A transgender woman was shot and killed from point-blank range by a man to whom she had just given oral sex, Minnesota cops say.
Damarean Kaylon Bible, 25, was charged with second-degree murder following the Nov. 29 shooting in Minneapolis, according to Dec. 5 court records obtained by McClatchy News. In a phone call from jail, Bible admitted to the killing, police said.
The Queer Legislative Caucus of the Minnesota House of Representatives identified the victim as 38-year-old Savannah Ryan Williams and said she was a “beloved member of the transgender community.”
While being interviewed by police, Bible said he walked by Williams and she asked if he wanted to have sex, according to Minneapolis police. When he said yes, they walked to a courtyard and engaged in sexual activity.
Bible said he was receiving oral sex from Williams, but she was making “him feel suspicious,” police said.
“After the sexual act was completed, (Williams) continued to make him suspicious, so he shot her,” officers said in the complaint, citing Bible’s testimony. “(Bible) admitted he shot (Williams’) head from mere inches away.”
Her body was discovered at 9 a.m., more than three hours after witnesses heard a gunshot, according to court records. Surveillance footage recovered from the area show Bible and Williams walking together at 5 a.m., then Bible leaving by himself 45 minutes later.
When Bible was arrested and placed in jail, police said he admitted to his involvement in the killing.
“During one of the calls, he told his dad that he ‘just murdered someone,’” police said. “He stated he felt sorry for killing (Williams) and knew he wasn’t God, but he ‘had to do it.’”
Bible faces up to 40 years in prison if found guilty of murder, KSTP reported
“Savannah had a right to live; she should be alive,” Amber Muhm told KARE. “There is no other detail that matters. Being murdered and being murdered in the way that this happened is gruesome.”
The group in a Facebook post described Williams as a “loving partner, family member and friend” who was “full of life, wickedly smart, kind and tender.”
The Aliveness Project and the Queer Legislative Caucus said in statements the death of Williams was the result of transphobia. The caucus also called it a “heinous act of violence.”
“Savannah’s death cannot be treated as an isolated incident,” the Queer Legislative Caucus said. “It is a consequence of a society that dehumanizes and marginalizes transgender people throughout their lives, even in the face of unspeakable loss.
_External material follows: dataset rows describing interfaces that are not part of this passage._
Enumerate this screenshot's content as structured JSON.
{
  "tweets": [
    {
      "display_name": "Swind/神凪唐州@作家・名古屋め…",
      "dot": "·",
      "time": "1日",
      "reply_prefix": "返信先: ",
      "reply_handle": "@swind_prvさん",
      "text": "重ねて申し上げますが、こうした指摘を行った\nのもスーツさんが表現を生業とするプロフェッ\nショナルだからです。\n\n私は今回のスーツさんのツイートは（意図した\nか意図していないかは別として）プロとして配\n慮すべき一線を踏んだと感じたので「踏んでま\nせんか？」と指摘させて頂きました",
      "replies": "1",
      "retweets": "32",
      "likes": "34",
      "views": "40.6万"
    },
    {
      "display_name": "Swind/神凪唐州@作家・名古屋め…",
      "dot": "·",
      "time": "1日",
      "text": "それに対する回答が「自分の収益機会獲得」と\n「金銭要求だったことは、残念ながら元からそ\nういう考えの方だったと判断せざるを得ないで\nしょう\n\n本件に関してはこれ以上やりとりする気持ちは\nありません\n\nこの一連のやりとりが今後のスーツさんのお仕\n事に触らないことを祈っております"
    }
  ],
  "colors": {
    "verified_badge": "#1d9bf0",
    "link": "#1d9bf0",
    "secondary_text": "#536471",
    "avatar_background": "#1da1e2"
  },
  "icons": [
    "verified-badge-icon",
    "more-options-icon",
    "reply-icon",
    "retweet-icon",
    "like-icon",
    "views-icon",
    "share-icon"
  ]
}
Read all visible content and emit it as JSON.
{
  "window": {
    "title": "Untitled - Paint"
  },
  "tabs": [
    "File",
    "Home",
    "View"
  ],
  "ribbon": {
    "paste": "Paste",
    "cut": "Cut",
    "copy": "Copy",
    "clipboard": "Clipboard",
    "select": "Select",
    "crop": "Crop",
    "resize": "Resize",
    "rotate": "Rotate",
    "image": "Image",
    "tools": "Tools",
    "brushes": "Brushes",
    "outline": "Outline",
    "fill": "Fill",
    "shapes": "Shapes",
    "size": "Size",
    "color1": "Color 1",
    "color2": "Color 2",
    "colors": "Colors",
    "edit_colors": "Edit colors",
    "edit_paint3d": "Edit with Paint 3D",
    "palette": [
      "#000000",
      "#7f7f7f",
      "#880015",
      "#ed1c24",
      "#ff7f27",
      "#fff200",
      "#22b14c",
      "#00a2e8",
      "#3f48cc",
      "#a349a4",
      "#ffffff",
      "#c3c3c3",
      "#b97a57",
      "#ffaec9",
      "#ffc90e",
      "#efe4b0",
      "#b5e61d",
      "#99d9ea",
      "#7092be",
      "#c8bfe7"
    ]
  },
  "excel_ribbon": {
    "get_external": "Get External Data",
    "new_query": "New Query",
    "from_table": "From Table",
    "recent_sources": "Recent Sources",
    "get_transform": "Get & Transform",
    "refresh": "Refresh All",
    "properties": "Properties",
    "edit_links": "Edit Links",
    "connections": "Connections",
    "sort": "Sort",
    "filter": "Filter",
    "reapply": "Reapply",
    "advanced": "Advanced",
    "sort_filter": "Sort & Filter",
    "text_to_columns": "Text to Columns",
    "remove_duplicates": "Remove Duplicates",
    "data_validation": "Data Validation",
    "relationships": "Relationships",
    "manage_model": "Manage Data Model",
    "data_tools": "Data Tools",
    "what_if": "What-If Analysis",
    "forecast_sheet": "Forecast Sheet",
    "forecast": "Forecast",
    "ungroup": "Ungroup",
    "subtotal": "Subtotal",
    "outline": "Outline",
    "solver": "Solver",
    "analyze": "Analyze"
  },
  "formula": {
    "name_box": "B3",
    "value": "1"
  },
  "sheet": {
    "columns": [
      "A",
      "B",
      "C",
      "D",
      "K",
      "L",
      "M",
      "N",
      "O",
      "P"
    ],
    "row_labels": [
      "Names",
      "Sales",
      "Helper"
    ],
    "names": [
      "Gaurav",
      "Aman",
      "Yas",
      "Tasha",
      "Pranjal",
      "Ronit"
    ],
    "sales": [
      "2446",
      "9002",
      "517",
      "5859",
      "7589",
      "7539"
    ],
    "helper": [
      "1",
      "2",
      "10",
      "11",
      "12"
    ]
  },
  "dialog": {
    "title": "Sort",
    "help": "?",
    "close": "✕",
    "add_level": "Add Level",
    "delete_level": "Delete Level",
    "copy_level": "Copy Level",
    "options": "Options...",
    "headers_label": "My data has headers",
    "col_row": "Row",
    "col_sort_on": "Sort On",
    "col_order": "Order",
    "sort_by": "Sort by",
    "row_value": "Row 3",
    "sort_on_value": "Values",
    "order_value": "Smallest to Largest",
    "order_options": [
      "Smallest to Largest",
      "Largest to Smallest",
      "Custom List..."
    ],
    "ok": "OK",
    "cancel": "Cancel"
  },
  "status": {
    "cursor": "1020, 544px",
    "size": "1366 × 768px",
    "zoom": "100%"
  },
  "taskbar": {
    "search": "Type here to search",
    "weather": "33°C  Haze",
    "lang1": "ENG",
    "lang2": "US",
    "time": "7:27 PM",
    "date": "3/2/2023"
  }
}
Black transgender women, at the intersection of multiple marginalized identities, are disproportionately targeted for violence and face an epidemic of hate crimes.”
“Acts of discrimination, bigotry and hatred have no place in our community, and we fervently call for an end to such violence,” The Aliveness Project said. “Let us unite in honoring Savannah’s memory through acts of kindness, acceptance and love toward all individuals.”